### WHAT YOU NEED TO DO
The expected output is the data below, character for character, without its pictures.
======
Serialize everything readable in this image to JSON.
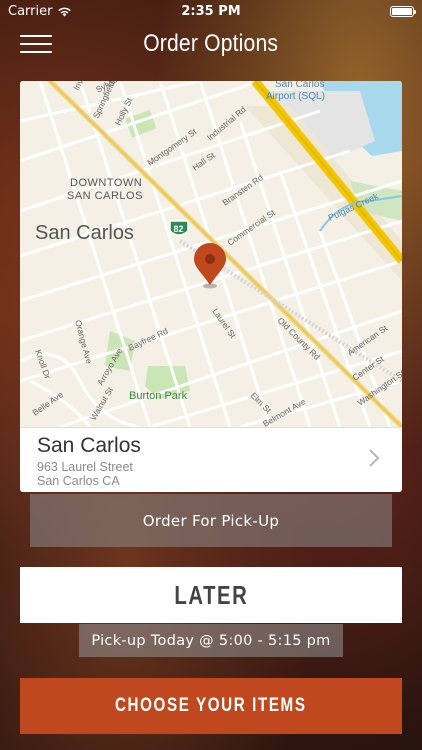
{
  "status_bar": {
    "carrier": "Carrier",
    "time": "2:35 PM"
  },
  "header": {
    "title": "Order Options"
  },
  "map": {
    "labels": {
      "airport": "San Carlos\nAirport (SQL)",
      "downtown": "DOWNTOWN\nSAN CARLOS",
      "city": "San Carlos",
      "highway": "82",
      "park": "Burton Park",
      "creek": "Pulgas Creek",
      "streets": [
        "Holly St",
        "Industrial Rd",
        "Springfield",
        "Sylvan",
        "Inverness",
        "Montgomery St",
        "Hall St",
        "Bransten Rd",
        "Commercial St",
        "Laurel St",
        "Old County Rd",
        "Orange Ave",
        "Bayfree Rd",
        "Arroyo Ave",
        "Knoll Dr",
        "Belle Ave",
        "Elm St",
        "Belmont Ave",
        "American St",
        "Center St",
        "Washington St",
        "Walnut St"
      ]
    }
  },
  "location": {
    "name": "San Carlos",
    "address_line1": "963 Laurel Street",
    "address_line2": "San Carlos CA"
  },
  "buttons": {
    "order_type": "Order For Pick-Up",
    "timing": "LATER",
    "pickup_time": "Pick-up Today @ 5:00 - 5:15 pm",
    "choose_items": "CHOOSE YOUR ITEMS"
  },
  "colors": {
    "accent": "#c0481e",
    "pin": "#c0481e"
  }
}
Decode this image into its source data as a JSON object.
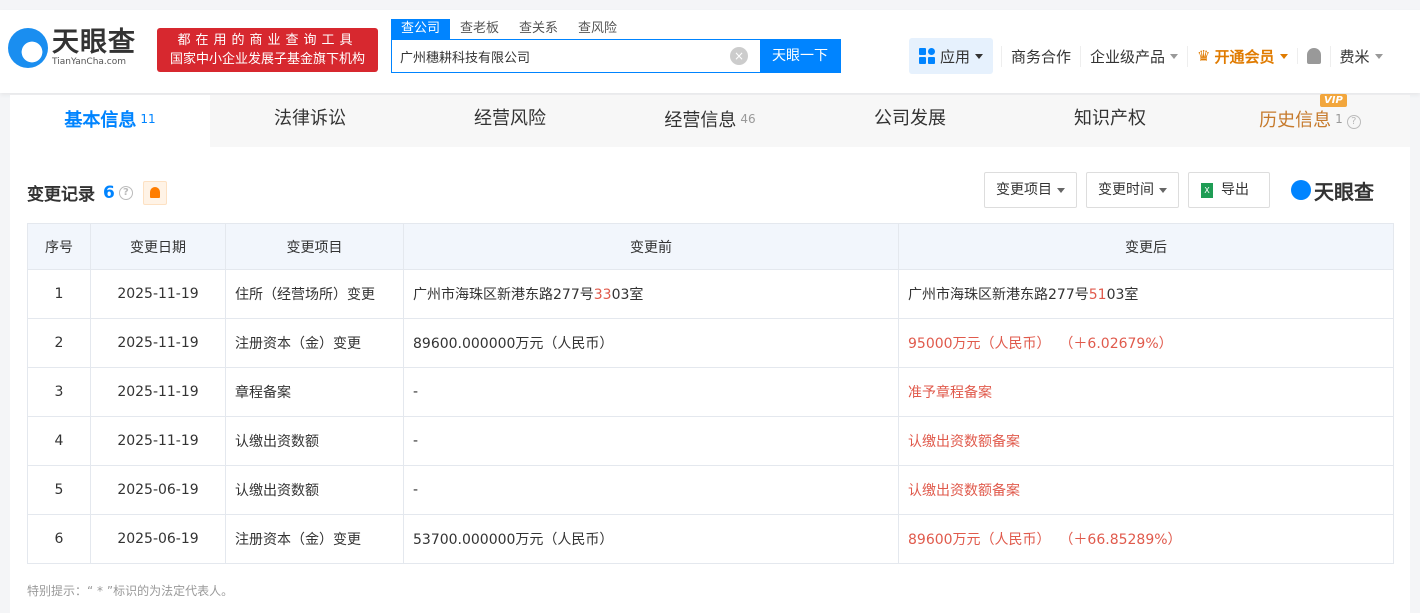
{
  "header": {
    "logo_cn": "天眼查",
    "logo_en": "TianYanCha.com",
    "slogan_line1": "都在用的商业查询工具",
    "slogan_line2": "国家中小企业发展子基金旗下机构",
    "search_tabs": [
      "查公司",
      "查老板",
      "查关系",
      "查风险"
    ],
    "search_value": "广州穗耕科技有限公司",
    "search_button": "天眼一下",
    "nav": {
      "app": "应用",
      "business": "商务合作",
      "enterprise": "企业级产品",
      "vip": "开通会员",
      "user": "费米"
    }
  },
  "tabs": [
    {
      "label": "基本信息",
      "count": "11"
    },
    {
      "label": "法律诉讼"
    },
    {
      "label": "经营风险"
    },
    {
      "label": "经营信息",
      "count": "46"
    },
    {
      "label": "公司发展"
    },
    {
      "label": "知识产权"
    },
    {
      "label": "历史信息",
      "count": "1",
      "badge": "VIP"
    }
  ],
  "section": {
    "title": "变更记录",
    "count": "6",
    "filter_item": "变更项目",
    "filter_time": "变更时间",
    "export": "导出",
    "brand": "天眼查"
  },
  "table": {
    "headers": [
      "序号",
      "变更日期",
      "变更项目",
      "变更前",
      "变更后"
    ],
    "rows": [
      {
        "no": "1",
        "date": "2025-11-19",
        "item": "住所（经营场所）变更",
        "before_a": "广州市海珠区新港东路277号",
        "before_h": "33",
        "before_b": "03室",
        "after_a": "广州市海珠区新港东路277号",
        "after_h": "51",
        "after_b": "03室"
      },
      {
        "no": "2",
        "date": "2025-11-19",
        "item": "注册资本（金）变更",
        "before": "89600.000000万元（人民币）",
        "after": "95000万元（人民币）  （＋6.02679%）"
      },
      {
        "no": "3",
        "date": "2025-11-19",
        "item": "章程备案",
        "before": "-",
        "after": "准予章程备案"
      },
      {
        "no": "4",
        "date": "2025-11-19",
        "item": "认缴出资数额",
        "before": "-",
        "after": "认缴出资数额备案"
      },
      {
        "no": "5",
        "date": "2025-06-19",
        "item": "认缴出资数额",
        "before": "-",
        "after": "认缴出资数额备案"
      },
      {
        "no": "6",
        "date": "2025-06-19",
        "item": "注册资本（金）变更",
        "before": "53700.000000万元（人民币）",
        "after": "89600万元（人民币）  （＋66.85289%）"
      }
    ]
  },
  "note": "特别提示：“ * ”标识的为法定代表人。"
}
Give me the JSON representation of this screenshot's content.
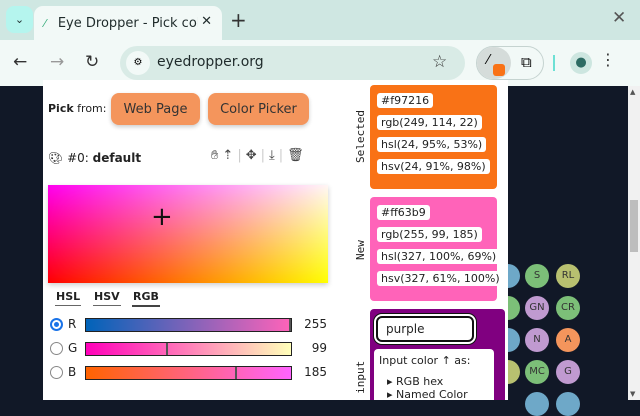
{
  "browser": {
    "tab_title": "Eye Dropper - Pick colors",
    "url": "eyedropper.org"
  },
  "popup": {
    "pick_label_bold": "Pick",
    "pick_label": "from:",
    "web_page_button": "Web Page",
    "color_picker_button": "Color Picker",
    "palette_prefix": "#0:",
    "palette_name": "default",
    "modes": [
      "HSL",
      "HSV",
      "RGB"
    ],
    "channels": [
      {
        "label": "R",
        "value": "255",
        "fraction": 1.0
      },
      {
        "label": "G",
        "value": "99",
        "fraction": 0.388
      },
      {
        "label": "B",
        "value": "185",
        "fraction": 0.725
      }
    ],
    "selected": {
      "label": "Selected",
      "color": "#f97216",
      "values": [
        "#f97216",
        "rgb(249, 114, 22)",
        "hsl(24, 95%, 53%)",
        "hsv(24, 91%, 98%)"
      ]
    },
    "new": {
      "label": "New",
      "color": "#ff63b9",
      "values": [
        "#ff63b9",
        "rgb(255, 99, 185)",
        "hsl(327, 100%, 69%)",
        "hsv(327, 61%, 100%)"
      ]
    },
    "text_input": {
      "label": "Text input",
      "value": "purple",
      "color": "#800080",
      "help_title": "Input color ↑ as:",
      "options": [
        "RGB hex",
        "Named Color"
      ]
    }
  },
  "page_circles": [
    "S",
    "RL",
    "GN",
    "CR",
    "N",
    "A",
    "MC",
    "G"
  ]
}
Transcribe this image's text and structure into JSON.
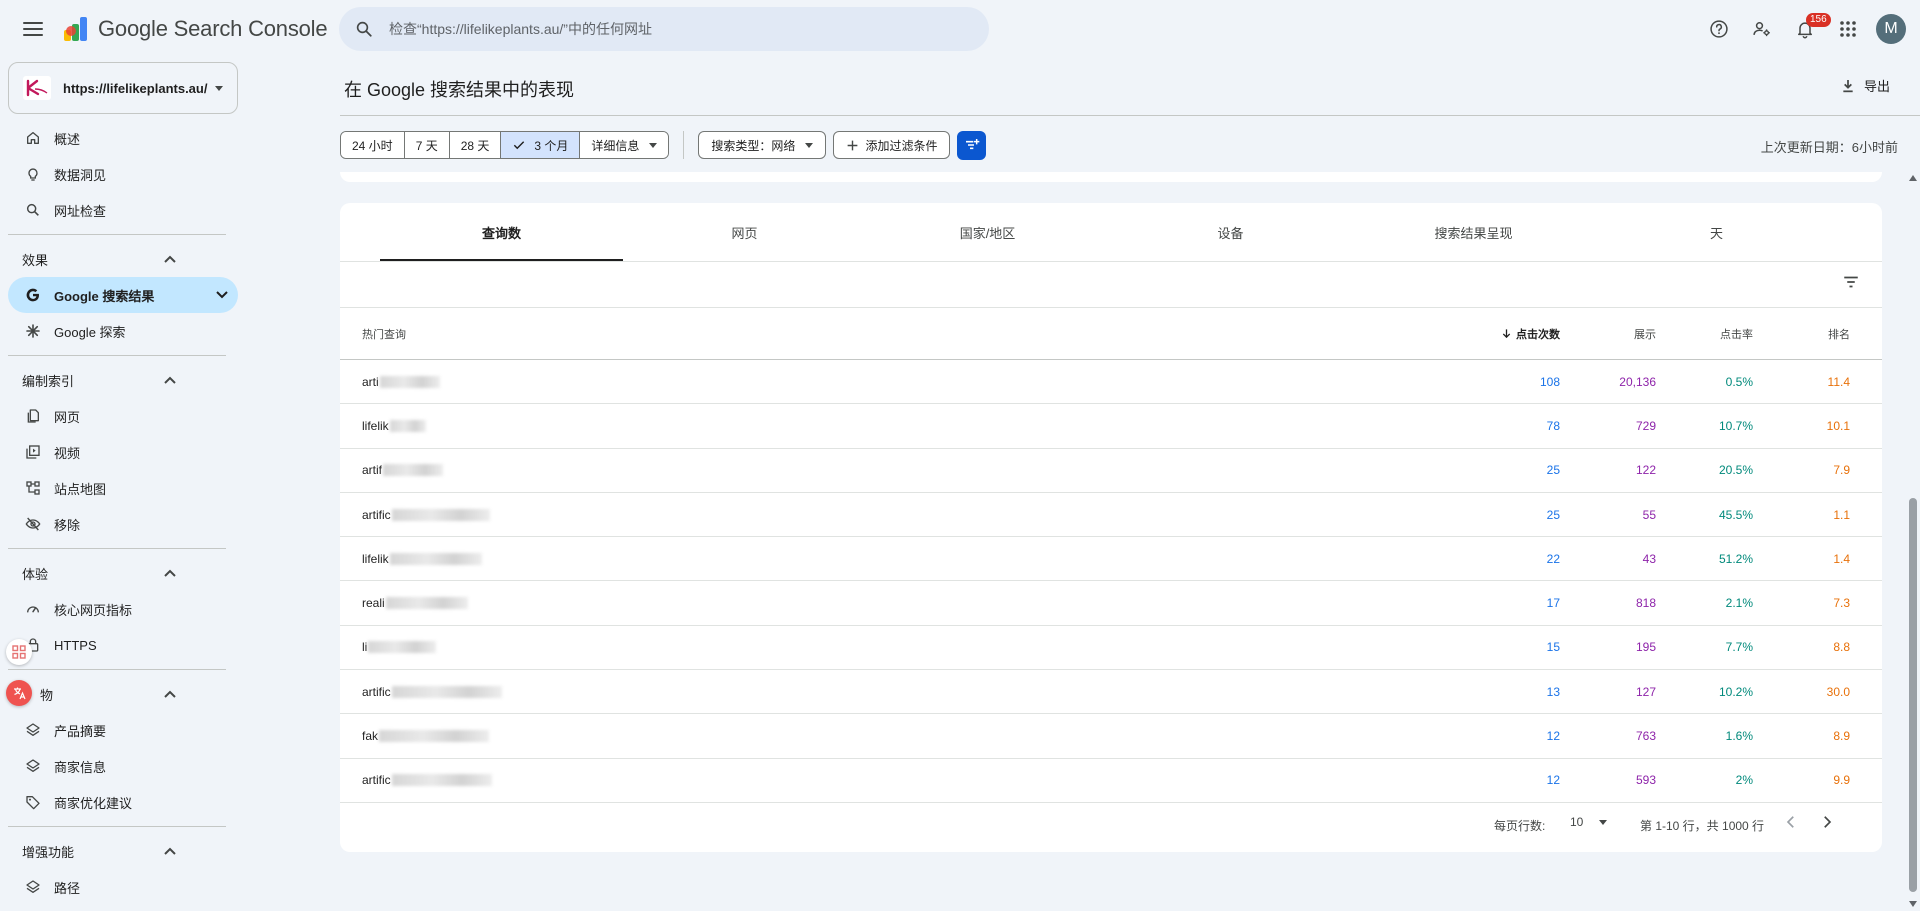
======
### SOLUTION TO THE PROBLEM
Serialize everything readable in this image to JSON.
{
  "status_bar": {
    "carrier": "Carrier",
    "time": "2:35 PM"
  },
  "header": {
    "title": "Order Options"
  },
  "map": {
    "labels": {
      "airport": "San Carlos\nAirport (SQL)",
      "downtown": "DOWNTOWN\nSAN CARLOS",
      "city": "San Carlos",
      "highway": "82",
      "park": "Burton Park",
      "creek": "Pulgas Creek",
      "streets": [
        "Holly St",
        "Industrial Rd",
        "Springfield",
        "Sylvan",
        "Inverness",
        "Montgomery St",
        "Hall St",
        "Bransten Rd",
        "Commercial St",
        "Laurel St",
        "Old County Rd",
        "Orange Ave",
        "Bayfree Rd",
        "Arroyo Ave",
        "Knoll Dr",
        "Belle Ave",
        "Elm St",
        "Belmont Ave",
        "American St",
        "Center St",
        "Washington St",
        "Walnut St"
      ]
    }
  },
  "location": {
    "name": "San Carlos",
    "address_line1": "963 Laurel Street",
    "address_line2": "San Carlos CA"
  },
  "buttons": {
    "order_type": "Order For Pick-Up",
    "timing": "LATER",
    "pickup_time": "Pick-up Today @ 5:00 - 5:15 pm",
    "choose_items": "CHOOSE YOUR ITEMS"
  },
  "colors": {
    "accent": "#c0481e",
    "pin": "#c0481e"
  }
}
Decode this image into its source data as a JSON object.
{
  "header": {
    "logo_cn": "天眼查",
    "logo_en": "TianYanCha.com",
    "slogan_line1": "都在用的商业查询工具",
    "slogan_line2": "国家中小企业发展子基金旗下机构",
    "search_tabs": [
      "查公司",
      "查老板",
      "查关系",
      "查风险"
    ],
    "search_value": "广州穗耕科技有限公司",
    "search_button": "天眼一下",
    "nav": {
      "app": "应用",
      "business": "商务合作",
      "enterprise": "企业级产品",
      "vip": "开通会员",
      "user": "费米"
    }
  },
  "tabs": [
    {
      "label": "基本信息",
      "count": "11"
    },
    {
      "label": "法律诉讼"
    },
    {
      "label": "经营风险"
    },
    {
      "label": "经营信息",
      "count": "46"
    },
    {
      "label": "公司发展"
    },
    {
      "label": "知识产权"
    },
    {
      "label": "历史信息",
      "count": "1",
      "badge": "VIP"
    }
  ],
  "section": {
    "title": "变更记录",
    "count": "6",
    "filter_item": "变更项目",
    "filter_time": "变更时间",
    "export": "导出",
    "brand": "天眼查"
  },
  "table": {
    "headers": [
      "序号",
      "变更日期",
      "变更项目",
      "变更前",
      "变更后"
    ],
    "rows": [
      {
        "no": "1",
        "date": "2025-11-19",
        "item": "住所（经营场所）变更",
        "before_a": "广州市海珠区新港东路277号",
        "before_h": "33",
        "before_b": "03室",
        "after_a": "广州市海珠区新港东路277号",
        "after_h": "51",
        "after_b": "03室"
      },
      {
        "no": "2",
        "date": "2025-11-19",
        "item": "注册资本（金）变更",
        "before": "89600.000000万元（人民币）",
        "after": "95000万元（人民币）  （＋6.02679%）"
      },
      {
        "no": "3",
        "date": "2025-11-19",
        "item": "章程备案",
        "before": "-",
        "after": "准予章程备案"
      },
      {
        "no": "4",
        "date": "2025-11-19",
        "item": "认缴出资数额",
        "before": "-",
        "after": "认缴出资数额备案"
      },
      {
        "no": "5",
        "date": "2025-06-19",
        "item": "认缴出资数额",
        "before": "-",
        "after": "认缴出资数额备案"
      },
      {
        "no": "6",
        "date": "2025-06-19",
        "item": "注册资本（金）变更",
        "before": "53700.000000万元（人民币）",
        "after": "89600万元（人民币）  （＋66.85289%）"
      }
    ]
  },
  "note": "特别提示：“ * ”标识的为法定代表人。"
}
Give me the JSON representation of this screenshot's content.
{
  "browser": {
    "tab_title": "Eye Dropper - Pick colors",
    "url": "eyedropper.org"
  },
  "popup": {
    "pick_label_bold": "Pick",
    "pick_label": "from:",
    "web_page_button": "Web Page",
    "color_picker_button": "Color Picker",
    "palette_prefix": "#0:",
    "palette_name": "default",
    "modes": [
      "HSL",
      "HSV",
      "RGB"
    ],
    "channels": [
      {
        "label": "R",
        "value": "255",
        "fraction": 1.0
      },
      {
        "label": "G",
        "value": "99",
        "fraction": 0.388
      },
      {
        "label": "B",
        "value": "185",
        "fraction": 0.725
      }
    ],
    "selected": {
      "label": "Selected",
      "color": "#f97216",
      "values": [
        "#f97216",
        "rgb(249, 114, 22)",
        "hsl(24, 95%, 53%)",
        "hsv(24, 91%, 98%)"
      ]
    },
    "new": {
      "label": "New",
      "color": "#ff63b9",
      "values": [
        "#ff63b9",
        "rgb(255, 99, 185)",
        "hsl(327, 100%, 69%)",
        "hsv(327, 61%, 100%)"
      ]
    },
    "text_input": {
      "label": "Text input",
      "value": "purple",
      "color": "#800080",
      "help_title": "Input color ↑ as:",
      "options": [
        "RGB hex",
        "Named Color"
      ]
    }
  },
  "page_circles": [
    "S",
    "RL",
    "GN",
    "CR",
    "N",
    "A",
    "MC",
    "G"
  ]
}
Transcribe this image's text and structure into JSON.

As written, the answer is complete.